> [MATERIAL FOR THIS TASK]
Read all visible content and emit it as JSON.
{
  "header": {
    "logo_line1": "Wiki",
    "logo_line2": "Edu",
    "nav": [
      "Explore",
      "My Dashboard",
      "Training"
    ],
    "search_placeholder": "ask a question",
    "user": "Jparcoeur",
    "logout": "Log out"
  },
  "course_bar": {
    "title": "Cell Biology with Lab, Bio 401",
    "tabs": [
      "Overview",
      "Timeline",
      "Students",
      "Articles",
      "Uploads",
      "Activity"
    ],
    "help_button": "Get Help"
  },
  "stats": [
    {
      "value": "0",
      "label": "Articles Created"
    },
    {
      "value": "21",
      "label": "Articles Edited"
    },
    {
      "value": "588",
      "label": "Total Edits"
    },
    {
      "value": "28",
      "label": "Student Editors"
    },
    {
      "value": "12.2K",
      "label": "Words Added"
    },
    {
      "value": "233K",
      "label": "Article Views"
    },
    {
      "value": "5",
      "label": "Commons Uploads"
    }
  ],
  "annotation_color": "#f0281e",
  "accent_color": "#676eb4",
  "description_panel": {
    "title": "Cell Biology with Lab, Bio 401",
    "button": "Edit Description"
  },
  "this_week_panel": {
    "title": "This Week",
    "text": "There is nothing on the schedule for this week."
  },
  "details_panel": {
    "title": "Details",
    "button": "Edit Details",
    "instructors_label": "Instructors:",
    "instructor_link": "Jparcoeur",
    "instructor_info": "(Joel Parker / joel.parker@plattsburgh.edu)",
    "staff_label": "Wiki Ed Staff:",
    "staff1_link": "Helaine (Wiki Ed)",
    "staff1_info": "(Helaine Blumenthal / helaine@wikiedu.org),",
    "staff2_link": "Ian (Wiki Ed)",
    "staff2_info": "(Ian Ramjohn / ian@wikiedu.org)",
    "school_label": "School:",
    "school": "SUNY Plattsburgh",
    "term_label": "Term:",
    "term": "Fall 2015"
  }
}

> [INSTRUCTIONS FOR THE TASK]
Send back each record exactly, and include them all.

> [RESULT FOR THIS TASK]
Read all visible content and emit it as JSON.
{
  "header": {
    "logo_line1": "Wiki",
    "logo_line2": "Edu",
    "nav": [
      "Explore",
      "My Dashboard",
      "Training"
    ],
    "search_placeholder": "ask a question",
    "user": "Jparcoeur",
    "logout": "Log out"
  },
  "course_bar": {
    "title": "Cell Biology with Lab, Bio 401",
    "tabs": [
      "Overview",
      "Timeline",
      "Students",
      "Articles",
      "Uploads",
      "Activity"
    ],
    "help_button": "Get Help"
  },
  "stats": [
    {
      "value": "0",
      "label": "Articles Created"
    },
    {
      "value": "21",
      "label": "Articles Edited"
    },
    {
      "value": "588",
      "label": "Total Edits"
    },
    {
      "value": "28",
      "label": "Student Editors"
    },
    {
      "value": "12.2K",
      "label": "Words Added"
    },
    {
      "value": "233K",
      "label": "Article Views"
    },
    {
      "value": "5",
      "label": "Commons Uploads"
    }
  ],
  "annotation_color": "#f0281e",
  "accent_color": "#676eb4",
  "description_panel": {
    "title": "Cell Biology with Lab, Bio 401",
    "button": "Edit Description"
  },
  "this_week_panel": {
    "title": "This Week",
    "text": "There is nothing on the schedule for this week."
  },
  "details_panel": {
    "title": "Details",
    "button": "Edit Details",
    "instructors_label": "Instructors:",
    "instructor_link": "Jparcoeur",
    "instructor_info": "(Joel Parker / joel.parker@plattsburgh.edu)",
    "staff_label": "Wiki Ed Staff:",
    "staff1_link": "Helaine (Wiki Ed)",
    "staff1_info": "(Helaine Blumenthal / helaine@wikiedu.org),",
    "staff2_link": "Ian (Wiki Ed)",
    "staff2_info": "(Ian Ramjohn / ian@wikiedu.org)",
    "school_label": "School:",
    "school": "SUNY Plattsburgh",
    "term_label": "Term:",
    "term": "Fall 2015"
  }
}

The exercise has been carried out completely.